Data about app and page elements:
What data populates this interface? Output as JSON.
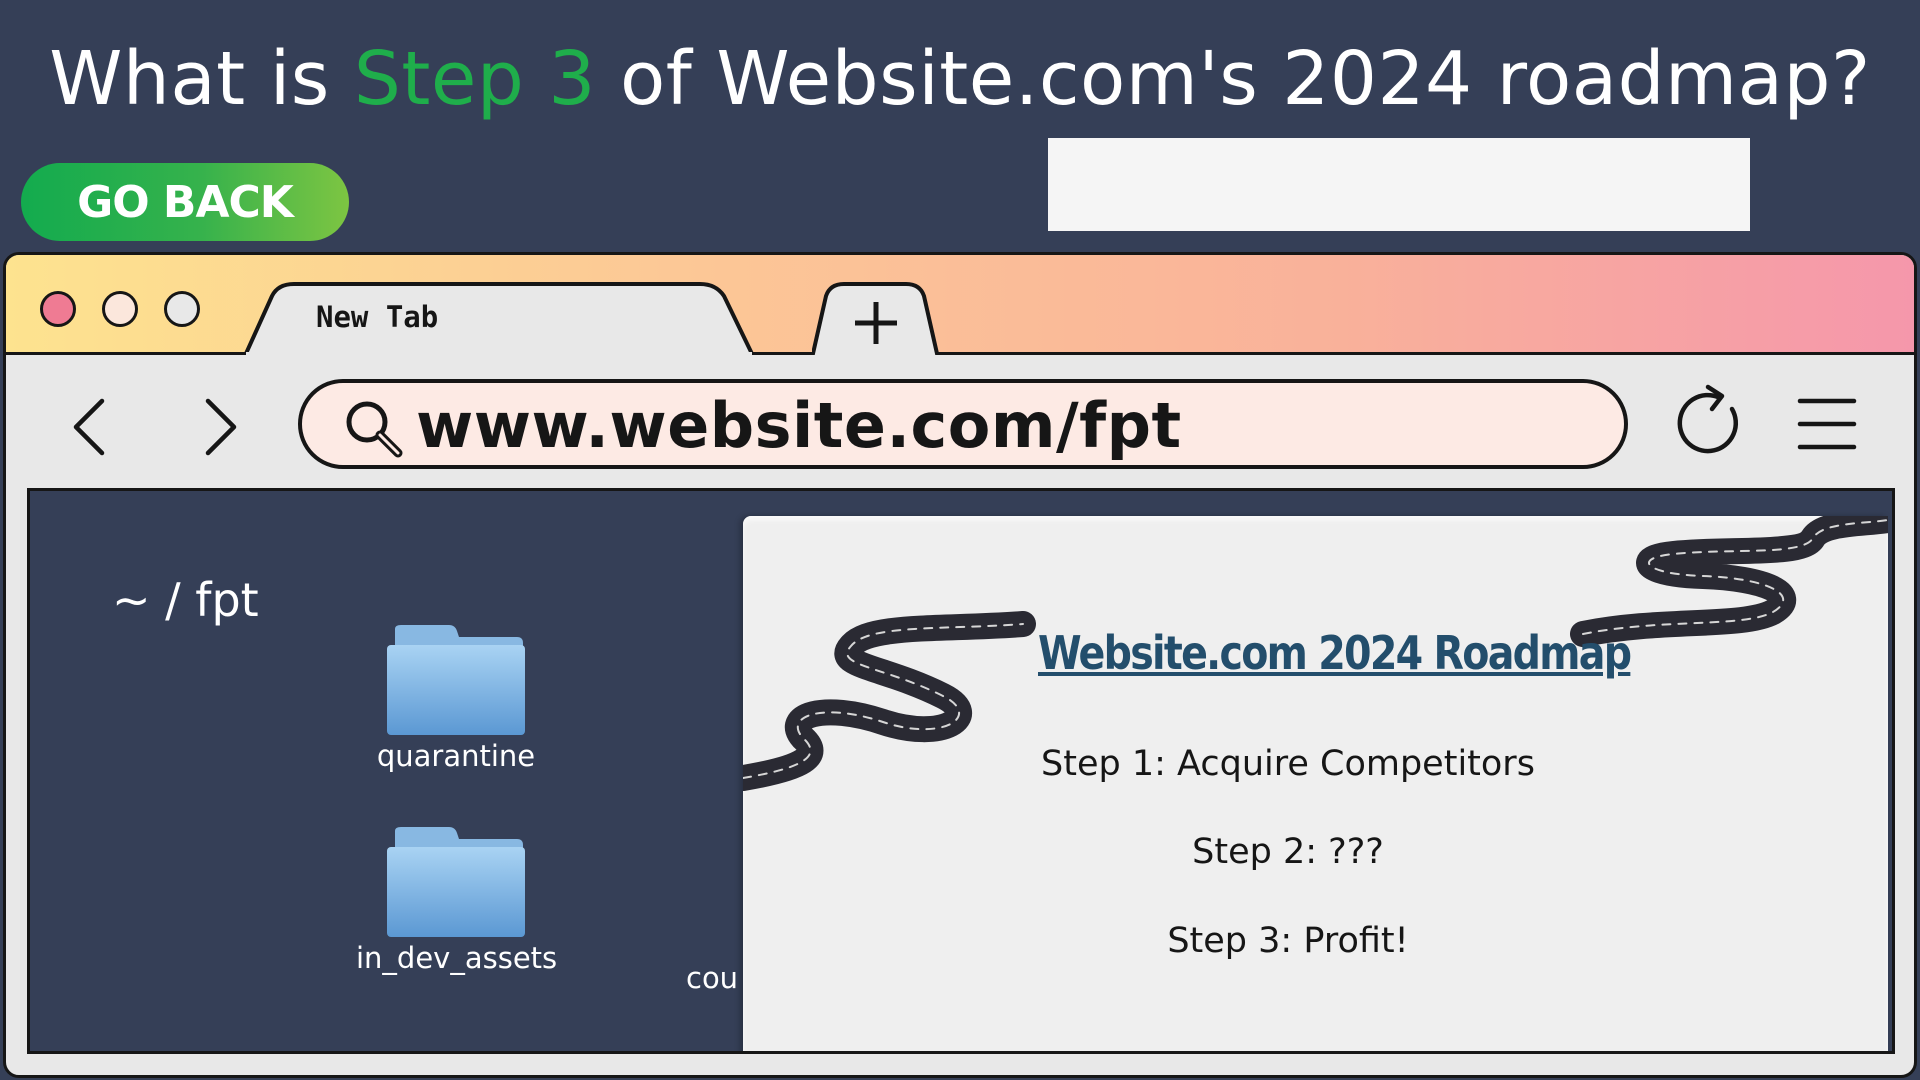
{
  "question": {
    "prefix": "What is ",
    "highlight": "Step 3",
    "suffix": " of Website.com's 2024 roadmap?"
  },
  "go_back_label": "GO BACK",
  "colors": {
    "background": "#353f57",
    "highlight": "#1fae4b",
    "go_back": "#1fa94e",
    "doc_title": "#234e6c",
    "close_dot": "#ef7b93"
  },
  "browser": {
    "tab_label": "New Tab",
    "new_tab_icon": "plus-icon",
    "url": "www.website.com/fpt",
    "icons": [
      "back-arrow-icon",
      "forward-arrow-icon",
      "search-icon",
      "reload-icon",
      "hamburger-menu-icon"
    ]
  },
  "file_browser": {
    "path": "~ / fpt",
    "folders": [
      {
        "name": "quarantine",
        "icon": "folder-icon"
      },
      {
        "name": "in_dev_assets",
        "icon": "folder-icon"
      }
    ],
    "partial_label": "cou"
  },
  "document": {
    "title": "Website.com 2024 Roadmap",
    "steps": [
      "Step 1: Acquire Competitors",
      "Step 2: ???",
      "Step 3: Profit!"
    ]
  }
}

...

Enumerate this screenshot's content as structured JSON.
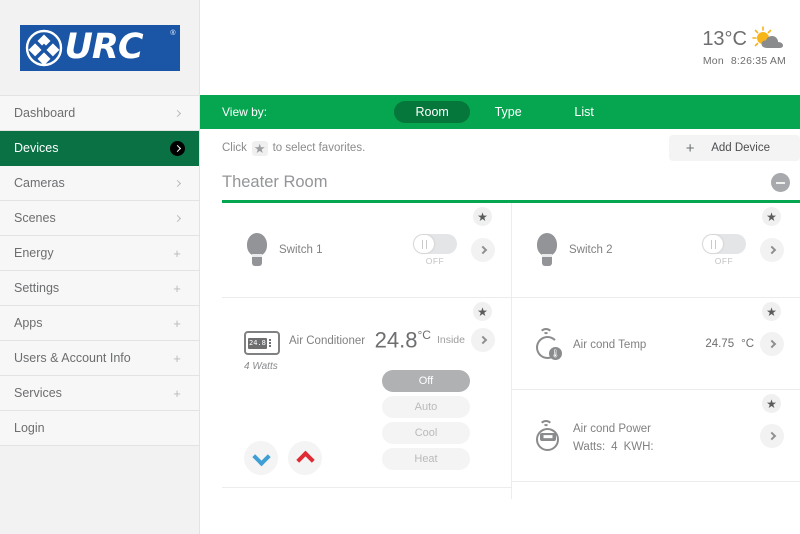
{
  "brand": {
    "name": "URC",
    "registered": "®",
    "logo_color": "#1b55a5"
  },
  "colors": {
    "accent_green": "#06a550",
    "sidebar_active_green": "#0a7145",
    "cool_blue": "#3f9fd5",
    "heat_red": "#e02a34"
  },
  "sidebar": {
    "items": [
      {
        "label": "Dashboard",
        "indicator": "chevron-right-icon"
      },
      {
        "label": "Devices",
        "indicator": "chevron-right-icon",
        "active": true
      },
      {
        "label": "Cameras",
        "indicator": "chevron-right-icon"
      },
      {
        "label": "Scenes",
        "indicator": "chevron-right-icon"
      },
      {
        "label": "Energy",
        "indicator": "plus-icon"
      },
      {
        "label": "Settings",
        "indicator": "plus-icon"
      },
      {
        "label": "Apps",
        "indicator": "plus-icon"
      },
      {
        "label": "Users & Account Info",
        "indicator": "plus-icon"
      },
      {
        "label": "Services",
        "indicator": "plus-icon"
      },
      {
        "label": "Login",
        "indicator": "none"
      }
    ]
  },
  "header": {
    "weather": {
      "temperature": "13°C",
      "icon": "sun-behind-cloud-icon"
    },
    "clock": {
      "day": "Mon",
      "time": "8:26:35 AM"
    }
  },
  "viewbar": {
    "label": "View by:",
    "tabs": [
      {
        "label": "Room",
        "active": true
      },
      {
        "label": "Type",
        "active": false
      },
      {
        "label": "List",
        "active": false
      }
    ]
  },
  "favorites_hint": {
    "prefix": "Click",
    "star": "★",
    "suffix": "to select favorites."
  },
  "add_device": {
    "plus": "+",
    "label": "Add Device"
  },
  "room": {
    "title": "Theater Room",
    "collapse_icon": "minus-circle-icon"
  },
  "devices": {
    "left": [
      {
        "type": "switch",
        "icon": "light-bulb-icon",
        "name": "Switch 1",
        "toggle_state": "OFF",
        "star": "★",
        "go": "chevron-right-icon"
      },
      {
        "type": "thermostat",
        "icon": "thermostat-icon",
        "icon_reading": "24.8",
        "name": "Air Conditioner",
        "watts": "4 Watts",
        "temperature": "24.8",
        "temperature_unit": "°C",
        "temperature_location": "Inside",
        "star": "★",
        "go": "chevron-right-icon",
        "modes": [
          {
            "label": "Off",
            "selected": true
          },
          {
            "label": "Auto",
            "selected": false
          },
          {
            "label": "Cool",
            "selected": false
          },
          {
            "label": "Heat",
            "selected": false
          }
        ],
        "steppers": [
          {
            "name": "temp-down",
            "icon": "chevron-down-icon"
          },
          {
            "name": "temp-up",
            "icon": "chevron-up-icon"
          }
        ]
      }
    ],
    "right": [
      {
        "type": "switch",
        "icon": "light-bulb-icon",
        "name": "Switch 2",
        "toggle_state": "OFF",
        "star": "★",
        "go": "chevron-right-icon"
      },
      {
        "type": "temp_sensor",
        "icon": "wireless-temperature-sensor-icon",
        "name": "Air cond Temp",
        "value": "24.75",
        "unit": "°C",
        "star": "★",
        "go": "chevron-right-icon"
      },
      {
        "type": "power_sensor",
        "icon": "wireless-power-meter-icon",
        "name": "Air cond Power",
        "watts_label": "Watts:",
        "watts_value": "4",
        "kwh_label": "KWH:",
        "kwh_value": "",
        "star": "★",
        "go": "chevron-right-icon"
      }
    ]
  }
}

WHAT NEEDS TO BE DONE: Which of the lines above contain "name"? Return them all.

EXERCISE RESULT:
        "name": "quarantine",
        "name": "in_dev_assets",
    "name": "URC",
        "name": "Switch 1",
        "name": "Air Conditioner",
            "name": "temp-down",
            "name": "temp-up",
        "name": "Switch 2",
        "name": "Air cond Temp",
        "name": "Air cond Power",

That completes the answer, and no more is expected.